But I get it. We are a society that is driven to do more, to be more, to be busy, and to always step things up a notch. The thing is, when we insist on speeding up when we really need to slow down, we lose touch with the wiser, calmer part of ourselves that has all our answers. We run around doing things that may not even need to get done, and creating more piles and messes for ourselves that we’ll have to clean up later. We may run fast, but it is often in a direction that doesn’t serve us — or anyone else for that matter. And it often leads us to crash into walls we would have avoided if we weren’t so tired.
Sometimes you’ll get a rush when you do that. A rush of adrenaline, maybe. Or a little sense of accomplishment or importance that comes with being really busy. But my experience is that it is usually fleeting and often replaced by a feeling of exhaustion and overwhelm and a somewhat panic induced state that leads me to believe I have to run twice as fast just to keep up.
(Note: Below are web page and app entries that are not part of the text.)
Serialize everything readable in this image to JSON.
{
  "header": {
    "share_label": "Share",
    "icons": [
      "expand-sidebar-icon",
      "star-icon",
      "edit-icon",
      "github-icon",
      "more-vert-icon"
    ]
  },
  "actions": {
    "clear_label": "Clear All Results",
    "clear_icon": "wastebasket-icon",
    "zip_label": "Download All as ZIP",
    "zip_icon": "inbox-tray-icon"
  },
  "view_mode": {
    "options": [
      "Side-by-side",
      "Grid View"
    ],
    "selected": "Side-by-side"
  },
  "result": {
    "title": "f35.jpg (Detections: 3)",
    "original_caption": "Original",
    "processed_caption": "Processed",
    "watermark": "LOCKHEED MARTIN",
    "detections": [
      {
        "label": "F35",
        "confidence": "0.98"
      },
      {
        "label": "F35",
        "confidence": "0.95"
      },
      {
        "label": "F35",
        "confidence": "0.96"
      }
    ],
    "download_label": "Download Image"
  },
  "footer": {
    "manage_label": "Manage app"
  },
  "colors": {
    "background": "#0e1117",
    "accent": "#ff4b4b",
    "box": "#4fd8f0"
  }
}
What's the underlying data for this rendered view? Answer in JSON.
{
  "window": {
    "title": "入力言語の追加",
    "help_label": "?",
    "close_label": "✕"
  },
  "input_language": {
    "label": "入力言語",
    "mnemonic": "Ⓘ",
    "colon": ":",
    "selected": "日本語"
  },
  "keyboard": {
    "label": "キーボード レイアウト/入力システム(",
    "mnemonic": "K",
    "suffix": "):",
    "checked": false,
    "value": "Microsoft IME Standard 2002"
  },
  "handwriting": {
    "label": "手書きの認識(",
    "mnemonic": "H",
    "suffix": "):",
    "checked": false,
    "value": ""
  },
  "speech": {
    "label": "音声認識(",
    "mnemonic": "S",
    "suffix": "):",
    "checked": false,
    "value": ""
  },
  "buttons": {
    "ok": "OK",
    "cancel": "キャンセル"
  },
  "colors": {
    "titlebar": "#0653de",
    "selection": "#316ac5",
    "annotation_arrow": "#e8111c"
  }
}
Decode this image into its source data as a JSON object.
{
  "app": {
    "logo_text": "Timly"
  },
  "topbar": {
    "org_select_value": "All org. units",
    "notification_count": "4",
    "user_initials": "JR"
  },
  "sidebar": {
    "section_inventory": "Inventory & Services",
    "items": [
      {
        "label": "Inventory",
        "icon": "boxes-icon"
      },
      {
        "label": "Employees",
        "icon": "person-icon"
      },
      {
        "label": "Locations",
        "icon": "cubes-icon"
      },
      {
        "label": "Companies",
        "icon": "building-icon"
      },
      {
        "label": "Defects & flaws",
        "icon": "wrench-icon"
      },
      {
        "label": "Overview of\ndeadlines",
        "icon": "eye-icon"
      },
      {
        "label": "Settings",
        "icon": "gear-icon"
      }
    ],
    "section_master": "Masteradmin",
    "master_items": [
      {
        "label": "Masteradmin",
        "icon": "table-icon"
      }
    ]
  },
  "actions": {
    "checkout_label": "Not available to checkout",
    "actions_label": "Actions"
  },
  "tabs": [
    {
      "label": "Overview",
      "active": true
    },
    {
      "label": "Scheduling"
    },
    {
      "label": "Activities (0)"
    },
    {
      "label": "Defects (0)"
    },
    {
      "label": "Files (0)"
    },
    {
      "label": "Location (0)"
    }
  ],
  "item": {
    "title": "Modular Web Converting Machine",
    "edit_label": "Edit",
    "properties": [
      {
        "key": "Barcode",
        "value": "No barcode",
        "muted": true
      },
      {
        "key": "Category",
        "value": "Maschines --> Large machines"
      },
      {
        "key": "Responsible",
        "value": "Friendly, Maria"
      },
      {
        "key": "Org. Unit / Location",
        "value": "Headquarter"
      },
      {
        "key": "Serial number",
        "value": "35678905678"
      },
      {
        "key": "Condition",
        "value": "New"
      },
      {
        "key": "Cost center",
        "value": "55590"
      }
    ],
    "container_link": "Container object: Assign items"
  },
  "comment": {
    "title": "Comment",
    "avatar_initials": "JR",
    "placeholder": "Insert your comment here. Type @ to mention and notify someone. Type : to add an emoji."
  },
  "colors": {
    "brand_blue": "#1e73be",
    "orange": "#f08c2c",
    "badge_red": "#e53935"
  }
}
The thing is, I used to think that in order to replenish my batteries, I needed to take a long vacation – leave and go somewhere else, sip a pretty drink on a beach or sleep for days. And while that is nice, it’s not always necessary. What I’ve learned – and need to remind myself of periodically – is that it is often a matter of simply pausing every once in a while to check in with myself. It is doing something that interrupts the autopilot nature of the running in circles thing. It’s like looking into a pond that has been churning so fast that the water is murky. Instead of continuing to make all kinds of commotion, you sit for a few moments and let the water become still until the swirling debris sinks to the bottom and the water becomes clear.
Sometimes this takes the form of a power nap for me. Even just fifteen minutes of resting my head will do wonders. Other times it’s a little walk that allows me to breathe deeply and move around a bit. Sometimes it’s grabbing a cup of coffee with a friend and getting a little distance from whatever is going on. And sometimes it means saying NO to things I really don’t have time to do. Often the clarity and the courage I need to do that comes from the brief pause I took that allowed me to realize whatever I was about to say yes to wouldn’t really have been for the best.
These little pauses shouldn’t be reserved for the times that we feel like we just can’t do another thing. We need to give them to ourselves frequently. Research indicates that people need a fifteen minute break after ninety minutes of concentration – and some studies suggest that we would benefit from a five minute break after every twenty five minutes. You might think you are losing (or wasting) precious time, but you’ll find that it is more like an investment that pays dividends when you come back from your short break and are able to do in twenty minutes what would have otherwise taken an hour.
So, if you are feeling overwhelmed or exhausted – as though you need to move faster but just can’t seem to find the energy – try slowing down for a little while. Press the pause button. Find your child’s pose and catch your breath – whatever that may be for you. Let the dust settle until you can see clearly again. Chances are that when it does, you will know just what you need to do – or NOT do. And you will meet whatever challenge or opportunity awaits you with a fresh mind and a new energy and vitality – one that allows you to access the wisdom, creativity and resilience you need most.
“You have to put in the clutch to shift gears. You have to let go to re-engage at another, more high-leveraged ratio. And when you least feel like slowing down may be the most critical time to do it.”
– David Allen’s Productivity Principles
Tired business people image courtesy of Ambro at FreeDigitalPhotos.net